The Red Sox have made recent commitments to improving the welfare of their minor leaguers.John Tlumacki/Globe Staff

The Red Sox took a step toward improving the welfare of their minor leaguers with a recent commitment to provide housing stipends for minor leaguers with their full-season affiliates, along with providing back-paid salaries to players who opened the year in extended spring training rather than with a minor league affiliate.

In recent years, the Sox have tried to improve players’ living and training conditions at the ballpark with, for example, better food provisions. The team views the housing and salary considerations as being a natural outgrowth of that focus.
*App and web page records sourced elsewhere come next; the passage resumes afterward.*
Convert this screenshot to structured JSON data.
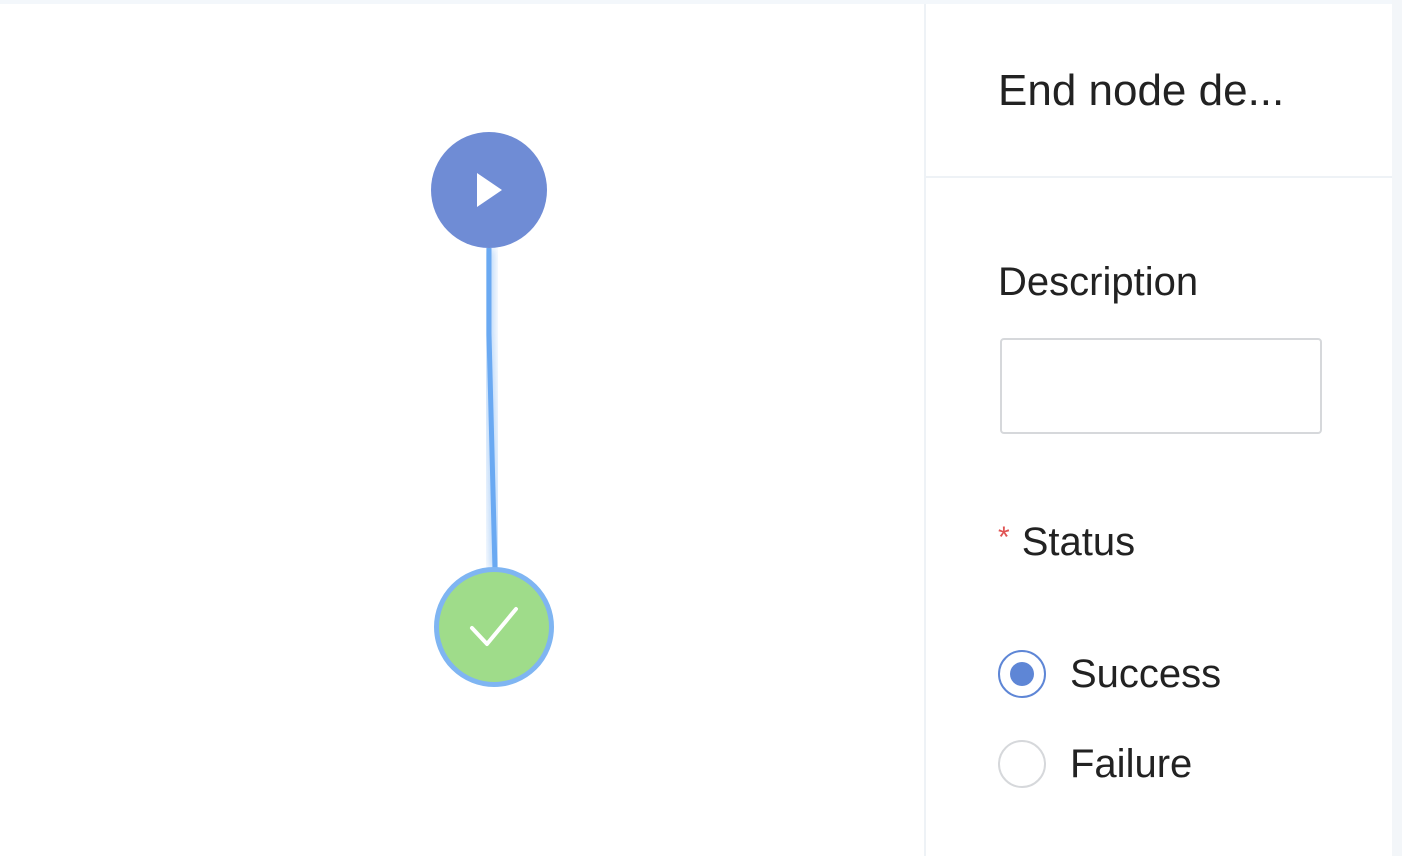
{
  "panel": {
    "title": "End node de...",
    "description_label": "Description",
    "description_value": "",
    "description_placeholder": "",
    "status_required_marker": "*",
    "status_label": "Status",
    "status_options": [
      {
        "label": "Success",
        "selected": true
      },
      {
        "label": "Failure",
        "selected": false
      }
    ]
  },
  "canvas": {
    "nodes": [
      {
        "type": "start",
        "icon": "play-icon",
        "color": "#6f8cd5"
      },
      {
        "type": "end",
        "icon": "check-icon",
        "color": "#9fdc8a",
        "selected": true
      }
    ],
    "edge_color": "#6aa9f2"
  }
}
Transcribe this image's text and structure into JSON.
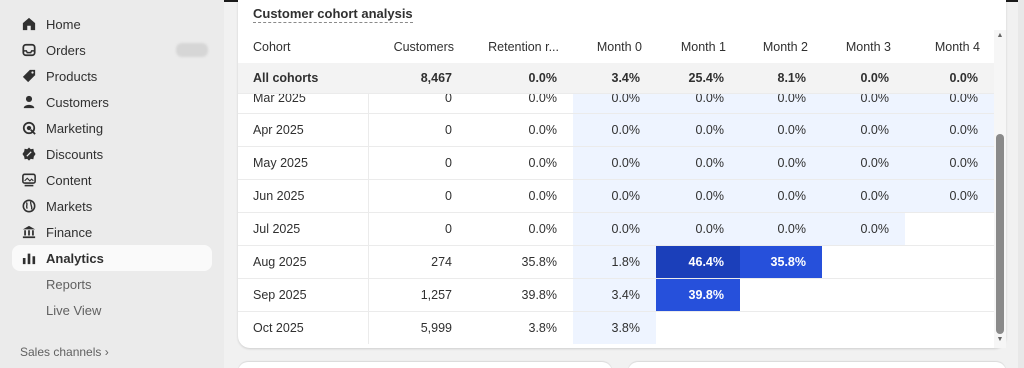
{
  "sidebar": {
    "items": [
      {
        "label": "Home",
        "icon": "home-icon"
      },
      {
        "label": "Orders",
        "icon": "inbox-icon"
      },
      {
        "label": "Products",
        "icon": "tag-icon"
      },
      {
        "label": "Customers",
        "icon": "person-icon"
      },
      {
        "label": "Marketing",
        "icon": "target-icon"
      },
      {
        "label": "Discounts",
        "icon": "discount-icon"
      },
      {
        "label": "Content",
        "icon": "content-icon"
      },
      {
        "label": "Markets",
        "icon": "globe-icon"
      },
      {
        "label": "Finance",
        "icon": "bank-icon"
      },
      {
        "label": "Analytics",
        "icon": "bar-chart-icon"
      }
    ],
    "sub_items": [
      "Reports",
      "Live View"
    ],
    "sales_channels": "Sales channels ›"
  },
  "card": {
    "title": "Customer cohort analysis"
  },
  "table": {
    "headers": [
      "Cohort",
      "Customers",
      "Retention r...",
      "Month 0",
      "Month 1",
      "Month 2",
      "Month 3",
      "Month 4"
    ],
    "all_row": [
      "All cohorts",
      "8,467",
      "0.0%",
      "3.4%",
      "25.4%",
      "8.1%",
      "0.0%",
      "0.0%"
    ],
    "rows": [
      [
        "Mar 2025",
        "0",
        "0.0%",
        "0.0%",
        "0.0%",
        "0.0%",
        "0.0%",
        "0.0%"
      ],
      [
        "Apr 2025",
        "0",
        "0.0%",
        "0.0%",
        "0.0%",
        "0.0%",
        "0.0%",
        "0.0%"
      ],
      [
        "May 2025",
        "0",
        "0.0%",
        "0.0%",
        "0.0%",
        "0.0%",
        "0.0%",
        "0.0%"
      ],
      [
        "Jun 2025",
        "0",
        "0.0%",
        "0.0%",
        "0.0%",
        "0.0%",
        "0.0%",
        "0.0%"
      ],
      [
        "Jul 2025",
        "0",
        "0.0%",
        "0.0%",
        "0.0%",
        "0.0%",
        "0.0%",
        ""
      ],
      [
        "Aug 2025",
        "274",
        "35.8%",
        "1.8%",
        "46.4%",
        "35.8%",
        "",
        ""
      ],
      [
        "Sep 2025",
        "1,257",
        "39.8%",
        "3.4%",
        "39.8%",
        "",
        "",
        ""
      ],
      [
        "Oct 2025",
        "5,999",
        "3.8%",
        "3.8%",
        "",
        "",
        "",
        ""
      ]
    ]
  },
  "colors": {
    "heat_light": "#eef4ff",
    "heat_dark": "#1b3fba",
    "heat_mid": "#2650db"
  }
}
“We’re always looking at ways we can improve player health and welfare,” said Red Sox senior VP of baseball operations Ben Crockett. “We felt like this was a way to help players away from the park with some of the challenges they have away from the field.”


Historically, minor leaguers have seen a significant portion of their salaries swallowed by housing costs. Housing can be particularly challenging for players given their seasonal employment with an affiliate and the possibility of shuttling between levels —and thus cities — mid-year, requiring the breaking of leases. The result has often been crowded apartments with uncomfortable sleeping arrangements for minor leaguers.

The Sox are now one of five organizations to provide housing assistance to minor leaguers. The Astros provide fully furnished housing to all of their minor leaguers, while the Sox joined three other teams in offering a housing stipend to players with full-season affiliates. Players at their complexes in both the Dominican Republic and Fort Myers have housing provided.

The organization also retroactively paid salaries to those players who opened the year in extended spring training — not with a full-season affiliate — dating to early May. While players receive salary during the official minor league season, not all teams pay players who open the year without an official team in extended spring training, which ran this year from the conclusion of minor league spring training in early May through the start of the Florida Complex League schedule in late June.


The Florida Complex League season started at the end of June and runs through mid-September, a stretch of roughly 12 weeks. The minimum player salary in the Complex League — in which games are typically played in nearly empty spring training parks — is $400 per week, or roughly $4,800 for the season. The addition of retroactive pay at $400 per week for roughly eight weeks would represent a pay increase of roughly 67 percent, with a full-season salary for about five and a half months of approximately $8,000.

According to Advocates for Minor Leaguers executive director Harry Marino, the decision to pay players for their time in extended spring training puts the Sox in line with roughly half of all MLB organizations. While Marino praised the Sox’ commitment, he noted that on the whole, minor leaguers — particularly at the lowest levels — still face challenging financial circumstances.

“The Red Sox decision is a significant step in the right direction,” Marino said in a statement. “[But] even after the raise, these workers will make roughly $8,000 this year. There is no excuse for any worker in America — much less one employed by a billion dollar entity — to be paid so little.”


Alex Speier can be reached at Follow him @alexspeier.